The turn was the 5Heart Suit. Hero checked.

I actually don’t mind a small turn lead in this spot, given the opponent has essentially no trips in his range whereas Hero could have a few (A-5 suited, 6-5 suited, and 5-4 suited). If the opponent raises, he will be investing money poorly when Hero has the effective nuts, meaning he should often call with his overpairs and fold most other hands. By betting small, Hero saves money compared to when he checks and his opponent makes a sizable bet. Also, Hero can conceivably bluff the river because he would certainly bet with all his effective nut hands.

The opponent bet $250 into the $590 pot and Hero called.

At this point, Hero is in a tough spot.
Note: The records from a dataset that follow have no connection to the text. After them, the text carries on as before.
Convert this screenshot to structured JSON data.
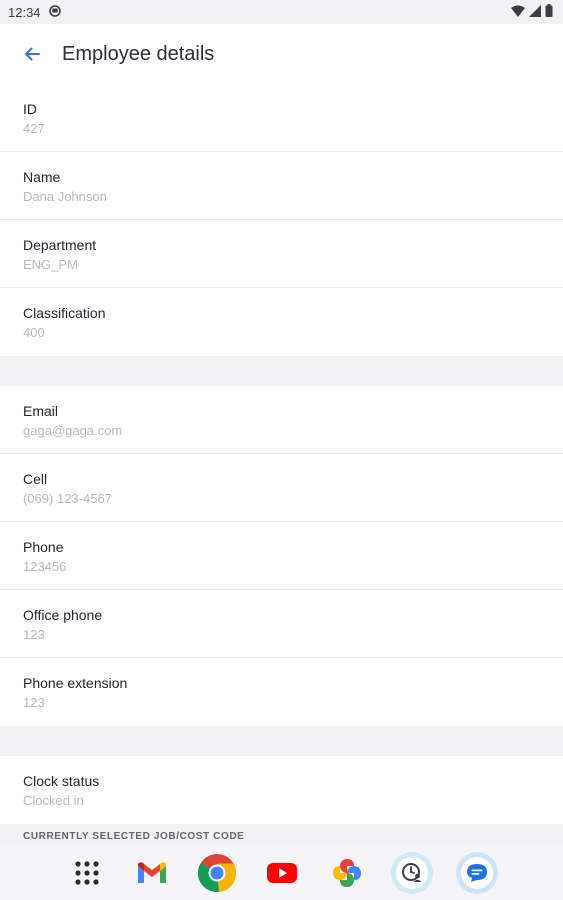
{
  "status_bar": {
    "time": "12:34"
  },
  "header": {
    "title": "Employee details",
    "back_icon": "arrow-back-icon",
    "accent": "#3b6fe0"
  },
  "fields_group1": [
    {
      "label": "ID",
      "value": "427"
    },
    {
      "label": "Name",
      "value": "Dana Johnson"
    },
    {
      "label": "Department",
      "value": "ENG_PM"
    },
    {
      "label": "Classification",
      "value": "400"
    }
  ],
  "fields_group2": [
    {
      "label": "Email",
      "value": "gaga@gaga.com"
    },
    {
      "label": "Cell",
      "value": "(069) 123-4567"
    },
    {
      "label": "Phone",
      "value": "123456"
    },
    {
      "label": "Office phone",
      "value": "123"
    },
    {
      "label": "Phone extension",
      "value": "123"
    }
  ],
  "fields_group3": [
    {
      "label": "Clock status",
      "value": "Clocked in"
    }
  ],
  "section_header": "CURRENTLY SELECTED JOB/COST CODE",
  "dock": [
    "apps-grid-icon",
    "gmail-icon",
    "chrome-icon",
    "youtube-icon",
    "photos-icon",
    "clock-person-icon",
    "messages-icon"
  ]
}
He is getting slightly worse than break-even odds to call, which makes that an unattractive option. If he raises to essentially any amount, he will be priced in to call an all-in, which also doesn’t seem ideal. As much as I hate it, I think Hero should raise all-in, mainly because that will make the opponent fold many hands that are ahead, but will fold to aggression, such as weak overpairs and unpaired overcards. By calling, Hero can only win when he improves or runs an optimistic river lead when a heart or perhaps a four or a three comes, and even then, the opponent may make the call with his overpairs.

The river was the 3Heart Suit. Hero pushed all-in for $980 into the $1,090 pot.

I like Hero’s all-in. If Hero found himself on the river with a full house or flush, he should strongly consider leading because it is highly unlikely the opponent will bet with an overpair, given a four makes a straight, a five makes trips, and the backdoor flush draw came in. So, the only way to get value out of an overpair is to lead. That said, if the opponent is well-versed in hand reading, he may assume that Hero would have played most of his full houses and flush draws in a different manner on the previous betting rounds. However, that may not be the case, given Hero played a similar draw in this manner. As long as Hero plays some nut hands in this way, I am fine with him bluffing with most hands that make sense, especially eight-high. ♠

Jonathan LittleJonathan Little is a two-time WPT champion with more than $6 million in tournament winnings. Each week, he posts an educational blog and podcast at JonathanLittlePoker.com, where you can get a FREE poker training video that details five things you must master if you want to win at tournament poker. You can also sign up for his FREE Excelling at No Limit Hold’em webinars at HoldemBook.com/signup.